The word “cookie” comes from the Dutch word koekje, which means “little cake,” according to The New Food Lover’s Companion. The first cookie-like “cakes” were thought to have originated in 7th century Persia, one of the earliest countries where sugar was cultivated.
Later, “cookie” became a slang word, and has been used since 1920, according to the Online Etymology Dictionary in phrases like “smart cookie” and “tough cookie.”
The Cambridge International Dictionary of Idioms says that a “smart cookie” is someone who is clever and good at dealing with difficult situations, and that “tough cookie” is someone determined to do what they want and usually succeeds even in difficult situations.
English playwright, actor, and composer, Noel Coward, once wittily translated “smart cookie” into British as “clever biscuit.”
There are other slang usages of the term “cookie.” It’s been used in print since 1920 to mean an attractive woman.

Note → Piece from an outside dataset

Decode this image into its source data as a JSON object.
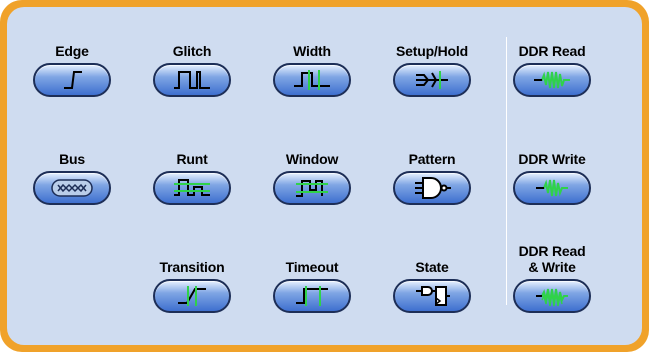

It has also been vulgar slang for “vagina” since 1970 in the US. The word “cookies” is used to mean the contents of the stomach, often in reference to vomiting (“pop your cookies,” a 1960s expression, or “toss your cookies,” a 1970s expression). The expression “cookie cutter” is used metaphorically to refer to items or things “having the same configuration or look as many others.” For example, a “cookie cutter tract house,” or to label something as stereotyped or formulaic.
Cookie Monster is a Muppet on the long-running children’s television show Sesame Street who is best known for his voracious appetite for cookies.
The catchphrase “That’s the way the cookie crumbles,” which means “that’s just the way things happen” is attested to in print in 1955. It’s a variant on the expression, “such is life,” which appears to have originated in the 1700s. The French say, “C’est la vie,” and, sometimes, so do we.
All I can say is, that’s the way the ball bounces. Or that’s the way the mop flops.